Tag Archives: Napoleonic Wars

Napoleon bares his breast — a cautionary editing tale

Napoleon-coronation

Napoleon Bares his Breast
~ or ~
The Editor Is [almost] Always Right

Two hundred and two years ago — on 7th March 1815, to be precise — Napoleon bared his breast to (what looked like) certain death and lived to fight one more great battle. (And if you’re wondering why we didn’t do this blog two years ago, on the bicentenary, we would plead that this website was a mere twinkle in the hively eye back then.)

A cautionary tale of author and editor

Once upon a time there was an author — let’s call her Joanna — who was writing a trilogy of love stories set in 1814-15, the end of the Napoleonic Wars. (He lost, by the way.) Continue reading

Why go Indie? Joanna Maitland’s answers

This post on Going Indie was originally a guest piece on Sue Moorcroft’s blog. Many thanks to her for letting us repost it here, complete with new thoughts, several months on…

Back in November 2015, I wrote:

Why go indie? At the risk of stating the obvious, I’d say the answer is freedom.

indie has freedom

Freedom to ride off into the sunset. What’s not to like?

Here’s an example of independent author freedom in action. As originally published, in the Harlequin Undone! series of short ebooks, His Silken Seduction was well under 50 pages. That was the length the line required, so that was the length I wrote. Simples!

When I reread it, for the first time in more than five years, I could see that the characters were just begging for more room to tell their story. Some readers had already told me so, in fact, but I hadn’t been able to change anything, first time round.

As I struck off their shackles, the characters gave three excited cheers at the prospect of freedom and simply took charge of the story.

going indie let a thousand birds fly free

They wanted to show me what was missing before — how they were falling in love in the midst of violence, and turmoil, and the threat of war; and how they had to live each day knowing it could be their last. They still wanted me to share their passion, but also their fears, and especially the terrible choices they were being forced to make, between love and duty.

Above all, they wanted time so that their full story could be told.

How could I refuse? And so, like Topsy, the story growed. And it was a joy, for me as the author, to grow with it.

freedom figure

 

This new, much expanded version of His Silken Seduction now weighs in at well over twice the length of the original. I still call it a novella, but my Libertà partner, Sophie Weston, has reminded me that some authors have published stories of this length and labelled them novels.
Barbara Cartland, for one!

 

Cover of His Silken Seduction by Joanna MaitlandFreedom has other advantages, too. By publishing the new version of His Silken Seduction myself, I have the final say on the cover design. As a professional, I couldn’t say so in public, but I really hated the original cover. To me, it didn’t look Regency, or sexy, or even very female.

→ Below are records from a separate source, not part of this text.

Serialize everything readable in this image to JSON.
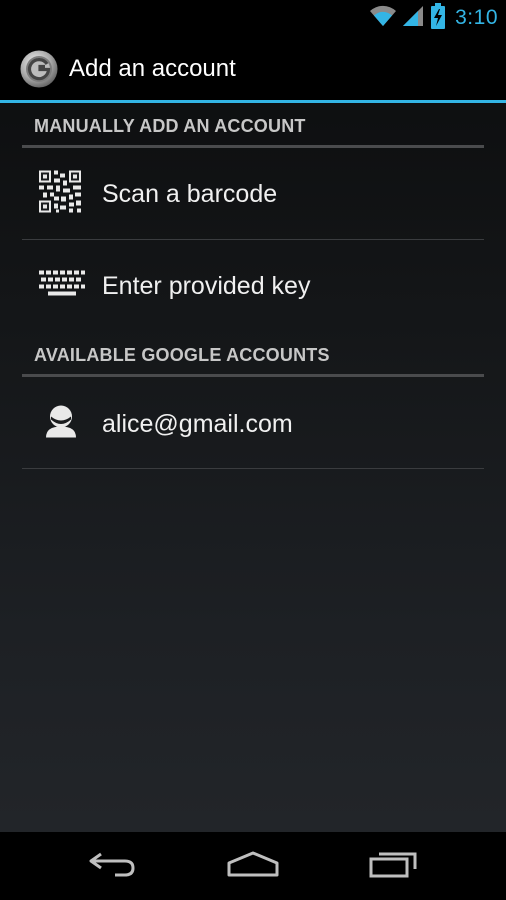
{
  "status_bar": {
    "time": "3:10",
    "icons": [
      "wifi-icon",
      "signal-icon",
      "battery-charging-icon"
    ],
    "accent_color": "#33b5e5"
  },
  "action_bar": {
    "title": "Add an account",
    "icon": "authenticator-app-icon",
    "accent_color": "#33b5e5"
  },
  "sections": {
    "manual": {
      "header": "MANUALLY ADD AN ACCOUNT",
      "items": [
        {
          "label": "Scan a barcode",
          "icon": "qr-code-icon"
        },
        {
          "label": "Enter provided key",
          "icon": "keyboard-icon"
        }
      ]
    },
    "google": {
      "header": "AVAILABLE GOOGLE ACCOUNTS",
      "items": [
        {
          "label": "alice@gmail.com",
          "icon": "person-icon"
        }
      ]
    }
  },
  "nav_bar": {
    "buttons": [
      "back-icon",
      "home-icon",
      "recent-apps-icon"
    ]
  }
}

The new cover, designed by Jane Dixon Smith, has everything I wanted. It even shows the streets of old Lyons where most of the story is set. And it’s certainly sexy. I hope you like it as much as I do.


The new, expanded version of His Silken Seduction was published as an Amazon ebook on 7th December, 2015. It is available from your local Amazon store.


Reposting this here in April 2016, I’d add:

Going indie is hard work.

You have to do everything for yourself, including marketing your books (via social media, website material, book signings and the like) and you have to do all the book formatting stuff as well. That’s an awful lot of non-writing tasks, even when you use professional helpers, as I do, for editing and cover design.

indie businesswoman goes shackle freeSomewhere in the middle of all that, you still have to find the time to write!

But in spite of everything, I’m very glad I made the jump to indie. And I still say that Freedom is the answer.

If you’ll excuse a groanworthy pun, I’d even add that it’s all about Libertà!

Joanna the shacklefree